What is required: What lines in the records below hold the string "Gold"? Please show them.
---------------
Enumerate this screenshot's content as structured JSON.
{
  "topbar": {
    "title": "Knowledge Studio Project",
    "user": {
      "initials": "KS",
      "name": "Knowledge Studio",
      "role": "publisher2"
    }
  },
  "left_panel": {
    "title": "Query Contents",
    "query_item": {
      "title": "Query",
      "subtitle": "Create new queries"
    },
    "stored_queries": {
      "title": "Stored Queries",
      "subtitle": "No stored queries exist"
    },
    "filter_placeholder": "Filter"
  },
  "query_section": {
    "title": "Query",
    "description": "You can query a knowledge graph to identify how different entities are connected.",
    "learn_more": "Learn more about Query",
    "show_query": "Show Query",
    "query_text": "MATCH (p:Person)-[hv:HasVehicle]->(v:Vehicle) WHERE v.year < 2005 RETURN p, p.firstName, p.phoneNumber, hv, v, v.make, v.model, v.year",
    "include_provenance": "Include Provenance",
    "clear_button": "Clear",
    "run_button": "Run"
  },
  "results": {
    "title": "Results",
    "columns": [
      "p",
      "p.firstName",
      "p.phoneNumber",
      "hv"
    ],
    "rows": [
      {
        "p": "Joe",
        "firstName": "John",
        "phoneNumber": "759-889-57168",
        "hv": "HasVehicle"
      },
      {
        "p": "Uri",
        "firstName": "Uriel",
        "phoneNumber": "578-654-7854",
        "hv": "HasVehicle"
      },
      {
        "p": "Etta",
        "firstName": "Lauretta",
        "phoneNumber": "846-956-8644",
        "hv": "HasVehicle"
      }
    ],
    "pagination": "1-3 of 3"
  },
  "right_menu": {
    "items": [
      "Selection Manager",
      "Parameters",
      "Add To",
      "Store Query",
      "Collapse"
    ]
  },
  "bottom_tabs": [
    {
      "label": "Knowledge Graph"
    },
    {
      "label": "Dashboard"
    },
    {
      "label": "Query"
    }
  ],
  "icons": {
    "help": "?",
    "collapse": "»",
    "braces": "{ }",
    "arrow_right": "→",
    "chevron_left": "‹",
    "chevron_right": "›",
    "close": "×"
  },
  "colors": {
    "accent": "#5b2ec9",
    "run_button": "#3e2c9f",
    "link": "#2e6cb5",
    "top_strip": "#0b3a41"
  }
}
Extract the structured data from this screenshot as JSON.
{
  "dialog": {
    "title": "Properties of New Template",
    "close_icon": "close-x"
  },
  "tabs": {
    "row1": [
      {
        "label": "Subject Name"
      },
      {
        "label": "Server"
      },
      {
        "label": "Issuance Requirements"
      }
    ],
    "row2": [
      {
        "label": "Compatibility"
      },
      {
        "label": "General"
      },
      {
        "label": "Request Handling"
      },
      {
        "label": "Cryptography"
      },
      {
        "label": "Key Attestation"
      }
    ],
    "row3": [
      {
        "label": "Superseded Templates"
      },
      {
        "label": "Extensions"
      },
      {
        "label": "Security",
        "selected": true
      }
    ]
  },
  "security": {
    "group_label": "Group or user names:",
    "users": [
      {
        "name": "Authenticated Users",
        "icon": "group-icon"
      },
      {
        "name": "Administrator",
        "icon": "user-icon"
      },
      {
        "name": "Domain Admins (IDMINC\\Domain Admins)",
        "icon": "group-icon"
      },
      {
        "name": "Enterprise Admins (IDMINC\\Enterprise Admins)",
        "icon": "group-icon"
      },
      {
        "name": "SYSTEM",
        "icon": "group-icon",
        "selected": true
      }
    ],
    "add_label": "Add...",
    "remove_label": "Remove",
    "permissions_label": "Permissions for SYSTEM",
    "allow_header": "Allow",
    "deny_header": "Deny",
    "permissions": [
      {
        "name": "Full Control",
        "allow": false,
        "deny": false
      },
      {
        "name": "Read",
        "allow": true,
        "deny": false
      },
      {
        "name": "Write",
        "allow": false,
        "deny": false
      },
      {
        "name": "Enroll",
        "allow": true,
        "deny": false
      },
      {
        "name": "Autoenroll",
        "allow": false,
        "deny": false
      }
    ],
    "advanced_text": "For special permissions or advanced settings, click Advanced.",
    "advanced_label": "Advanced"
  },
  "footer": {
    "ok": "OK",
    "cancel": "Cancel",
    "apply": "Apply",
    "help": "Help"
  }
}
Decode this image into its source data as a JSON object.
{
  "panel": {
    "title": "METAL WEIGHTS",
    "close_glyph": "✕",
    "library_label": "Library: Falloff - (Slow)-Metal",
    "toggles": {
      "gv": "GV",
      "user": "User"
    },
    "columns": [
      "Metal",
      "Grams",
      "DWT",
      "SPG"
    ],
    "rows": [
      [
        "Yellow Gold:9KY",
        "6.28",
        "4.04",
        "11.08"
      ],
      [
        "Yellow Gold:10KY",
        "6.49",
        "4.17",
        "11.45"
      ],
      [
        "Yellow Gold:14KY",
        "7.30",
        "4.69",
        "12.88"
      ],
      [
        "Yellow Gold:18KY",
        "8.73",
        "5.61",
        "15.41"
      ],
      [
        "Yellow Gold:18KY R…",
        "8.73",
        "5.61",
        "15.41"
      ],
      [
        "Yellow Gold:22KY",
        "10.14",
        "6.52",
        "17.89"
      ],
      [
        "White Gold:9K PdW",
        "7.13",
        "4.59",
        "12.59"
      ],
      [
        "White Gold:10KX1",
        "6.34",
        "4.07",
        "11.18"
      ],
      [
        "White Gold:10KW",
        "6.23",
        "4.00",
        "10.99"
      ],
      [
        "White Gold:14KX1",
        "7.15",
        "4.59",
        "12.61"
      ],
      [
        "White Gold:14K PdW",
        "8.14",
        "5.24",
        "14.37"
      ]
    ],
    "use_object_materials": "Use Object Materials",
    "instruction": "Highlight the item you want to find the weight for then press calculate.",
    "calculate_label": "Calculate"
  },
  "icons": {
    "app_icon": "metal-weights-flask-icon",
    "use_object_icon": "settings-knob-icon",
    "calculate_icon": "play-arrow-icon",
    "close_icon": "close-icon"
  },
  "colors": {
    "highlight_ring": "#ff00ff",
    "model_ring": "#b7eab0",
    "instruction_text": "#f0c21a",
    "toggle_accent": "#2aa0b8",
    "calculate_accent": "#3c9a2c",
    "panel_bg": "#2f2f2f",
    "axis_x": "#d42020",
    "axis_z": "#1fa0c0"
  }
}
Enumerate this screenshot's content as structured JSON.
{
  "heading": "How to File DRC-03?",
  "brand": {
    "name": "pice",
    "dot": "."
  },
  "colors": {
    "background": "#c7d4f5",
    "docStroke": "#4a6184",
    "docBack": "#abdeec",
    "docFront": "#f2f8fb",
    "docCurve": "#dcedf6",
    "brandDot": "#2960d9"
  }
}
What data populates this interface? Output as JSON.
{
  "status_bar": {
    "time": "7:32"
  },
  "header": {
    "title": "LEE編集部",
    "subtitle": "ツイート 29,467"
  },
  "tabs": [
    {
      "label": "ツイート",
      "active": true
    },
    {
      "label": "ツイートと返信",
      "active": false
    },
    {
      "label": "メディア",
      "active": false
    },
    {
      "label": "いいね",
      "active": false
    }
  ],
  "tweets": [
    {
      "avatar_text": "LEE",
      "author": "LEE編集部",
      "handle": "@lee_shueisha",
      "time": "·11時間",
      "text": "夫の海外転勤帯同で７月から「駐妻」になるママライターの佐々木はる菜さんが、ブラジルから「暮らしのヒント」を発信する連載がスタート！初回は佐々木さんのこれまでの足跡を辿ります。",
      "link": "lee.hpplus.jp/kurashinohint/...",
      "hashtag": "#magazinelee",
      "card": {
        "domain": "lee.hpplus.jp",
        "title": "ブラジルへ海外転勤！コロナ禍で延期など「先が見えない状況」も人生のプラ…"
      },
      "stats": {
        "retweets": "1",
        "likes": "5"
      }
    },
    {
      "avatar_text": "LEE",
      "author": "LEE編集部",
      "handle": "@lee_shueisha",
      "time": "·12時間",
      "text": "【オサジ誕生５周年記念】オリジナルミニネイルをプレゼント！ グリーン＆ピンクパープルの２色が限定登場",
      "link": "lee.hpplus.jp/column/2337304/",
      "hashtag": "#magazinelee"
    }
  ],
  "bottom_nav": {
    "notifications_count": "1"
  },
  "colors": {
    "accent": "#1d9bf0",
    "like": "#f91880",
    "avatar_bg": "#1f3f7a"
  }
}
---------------
Output:
        "Yellow Gold:9KY",
        "Yellow Gold:10KY",
        "Yellow Gold:14KY",
        "Yellow Gold:18KY",
        "Yellow Gold:18KY R…",
        "Yellow Gold:22KY",
        "White Gold:9K PdW",
        "White Gold:10KX1",
        "White Gold:10KW",
        "White Gold:14KX1",
        "White Gold:14K PdW",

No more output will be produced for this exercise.